* WORK TO COMPLETE
Print back each record unchanged, without pictures.

* DATA IN THIS EXERCISE
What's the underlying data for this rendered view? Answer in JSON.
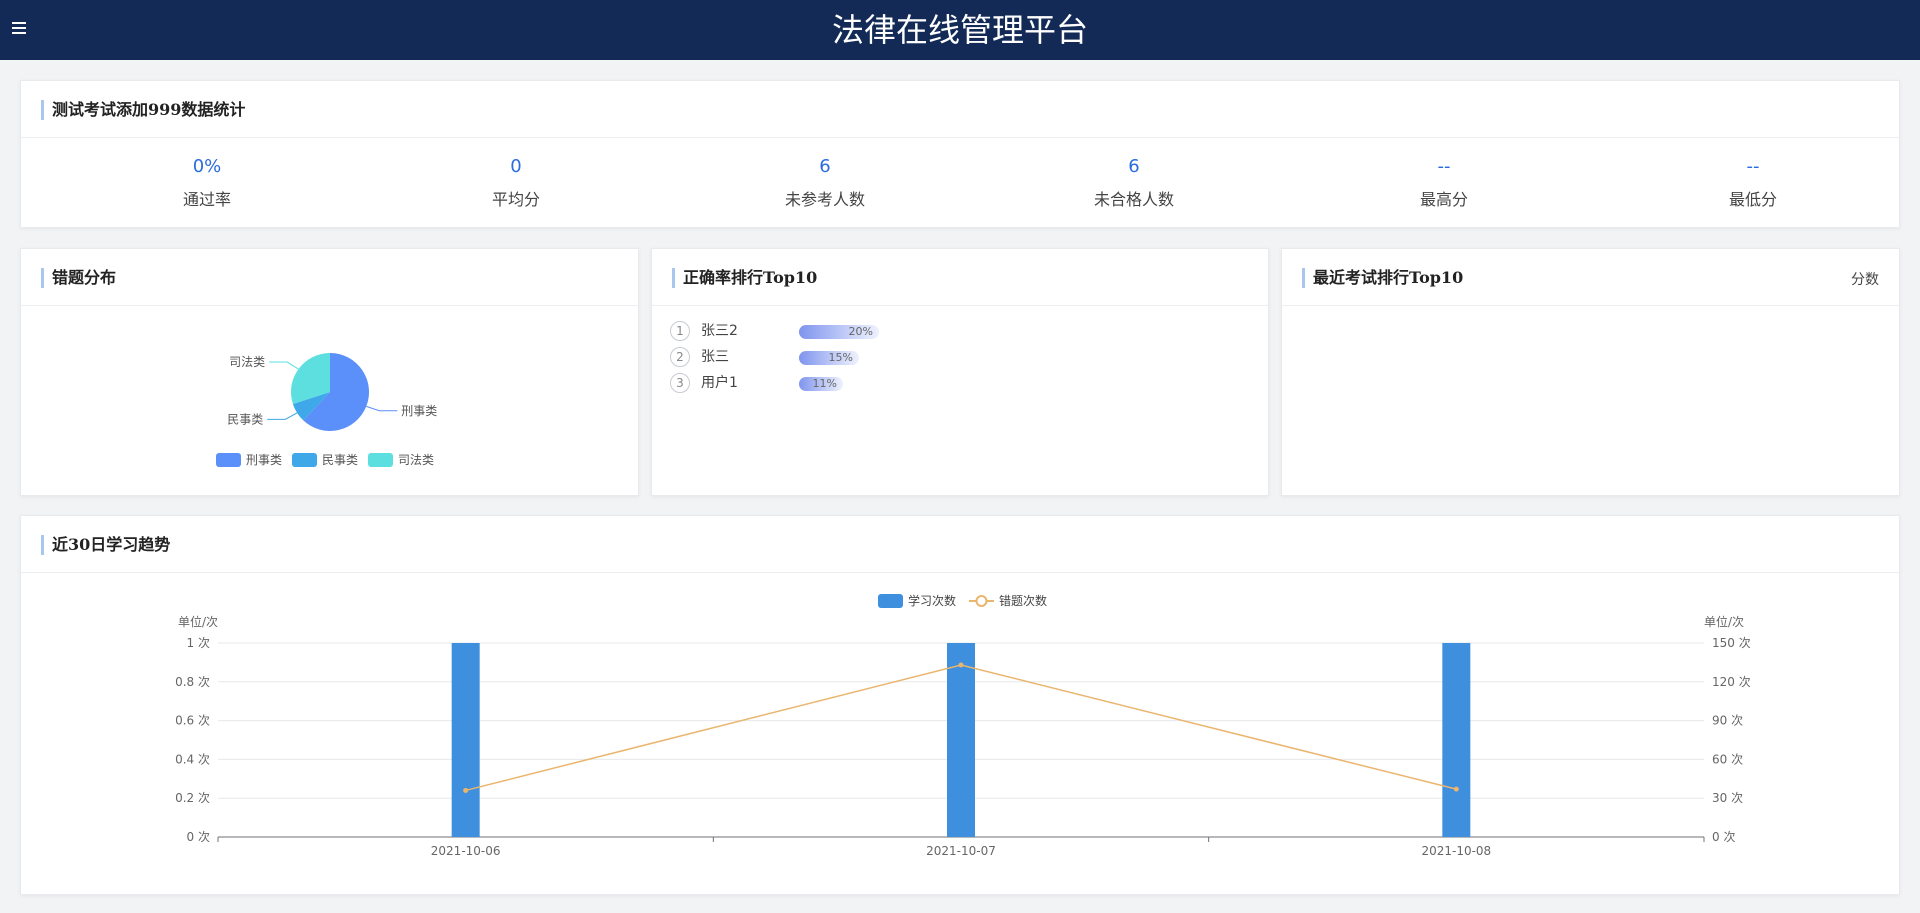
{
  "app": {
    "title": "法律在线管理平台",
    "menu_icon": "hamburger-icon"
  },
  "summary": {
    "title": "测试考试添加999数据统计",
    "stats": [
      {
        "value": "0%",
        "label": "通过率"
      },
      {
        "value": "0",
        "label": "平均分"
      },
      {
        "value": "6",
        "label": "未参考人数"
      },
      {
        "value": "6",
        "label": "未合格人数"
      },
      {
        "value": "--",
        "label": "最高分"
      },
      {
        "value": "--",
        "label": "最低分"
      }
    ]
  },
  "error_distribution": {
    "title": "错题分布",
    "chart_data": {
      "type": "pie",
      "categories": [
        "刑事类",
        "民事类",
        "司法类"
      ],
      "values": [
        62,
        8,
        30
      ],
      "colors": [
        "#5b8ff9",
        "#3ea8e8",
        "#5ddfe0"
      ],
      "legend": "bottom"
    }
  },
  "accuracy_rank": {
    "title": "正确率排行Top10",
    "items": [
      {
        "rank": "1",
        "name": "张三2",
        "percent": "20%",
        "fraction": 0.2
      },
      {
        "rank": "2",
        "name": "张三",
        "percent": "15%",
        "fraction": 0.15
      },
      {
        "rank": "3",
        "name": "用户1",
        "percent": "11%",
        "fraction": 0.11
      }
    ]
  },
  "recent_rank": {
    "title": "最近考试排行Top10",
    "extra": "分数"
  },
  "trend": {
    "title": "近30日学习趋势",
    "chart_data": {
      "type": "bar",
      "categories": [
        "2021-10-06",
        "2021-10-07",
        "2021-10-08"
      ],
      "series": [
        {
          "name": "学习次数",
          "type": "bar",
          "axis": "left",
          "values": [
            1,
            1,
            1
          ],
          "color": "#3e8fdd"
        },
        {
          "name": "错题次数",
          "type": "line",
          "axis": "right",
          "values": [
            36,
            133,
            37
          ],
          "color": "#eab56d"
        }
      ],
      "left_axis": {
        "label": "单位/次",
        "range": [
          0,
          1
        ],
        "ticks": [
          "0 次",
          "0.2 次",
          "0.4 次",
          "0.6 次",
          "0.8 次",
          "1 次"
        ]
      },
      "right_axis": {
        "label": "单位/次",
        "range": [
          0,
          150
        ],
        "ticks": [
          "0 次",
          "30 次",
          "60 次",
          "90 次",
          "120 次",
          "150 次"
        ]
      },
      "legend": "top",
      "grid": true
    }
  }
}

* RESPONSE AREA
What's the underlying data for this rendered view? Answer in JSON.
{
  "app": {
    "title": "法律在线管理平台",
    "menu_icon": "hamburger-icon"
  },
  "summary": {
    "title": "测试考试添加999数据统计",
    "stats": [
      {
        "value": "0%",
        "label": "通过率"
      },
      {
        "value": "0",
        "label": "平均分"
      },
      {
        "value": "6",
        "label": "未参考人数"
      },
      {
        "value": "6",
        "label": "未合格人数"
      },
      {
        "value": "--",
        "label": "最高分"
      },
      {
        "value": "--",
        "label": "最低分"
      }
    ]
  },
  "error_distribution": {
    "title": "错题分布",
    "chart_data": {
      "type": "pie",
      "categories": [
        "刑事类",
        "民事类",
        "司法类"
      ],
      "values": [
        62,
        8,
        30
      ],
      "colors": [
        "#5b8ff9",
        "#3ea8e8",
        "#5ddfe0"
      ],
      "legend": "bottom"
    }
  },
  "accuracy_rank": {
    "title": "正确率排行Top10",
    "items": [
      {
        "rank": "1",
        "name": "张三2",
        "percent": "20%",
        "fraction": 0.2
      },
      {
        "rank": "2",
        "name": "张三",
        "percent": "15%",
        "fraction": 0.15
      },
      {
        "rank": "3",
        "name": "用户1",
        "percent": "11%",
        "fraction": 0.11
      }
    ]
  },
  "recent_rank": {
    "title": "最近考试排行Top10",
    "extra": "分数"
  },
  "trend": {
    "title": "近30日学习趋势",
    "chart_data": {
      "type": "bar",
      "categories": [
        "2021-10-06",
        "2021-10-07",
        "2021-10-08"
      ],
      "series": [
        {
          "name": "学习次数",
          "type": "bar",
          "axis": "left",
          "values": [
            1,
            1,
            1
          ],
          "color": "#3e8fdd"
        },
        {
          "name": "错题次数",
          "type": "line",
          "axis": "right",
          "values": [
            36,
            133,
            37
          ],
          "color": "#eab56d"
        }
      ],
      "left_axis": {
        "label": "单位/次",
        "range": [
          0,
          1
        ],
        "ticks": [
          "0 次",
          "0.2 次",
          "0.4 次",
          "0.6 次",
          "0.8 次",
          "1 次"
        ]
      },
      "right_axis": {
        "label": "单位/次",
        "range": [
          0,
          150
        ],
        "ticks": [
          "0 次",
          "30 次",
          "60 次",
          "90 次",
          "120 次",
          "150 次"
        ]
      },
      "legend": "top",
      "grid": true
    }
  }
}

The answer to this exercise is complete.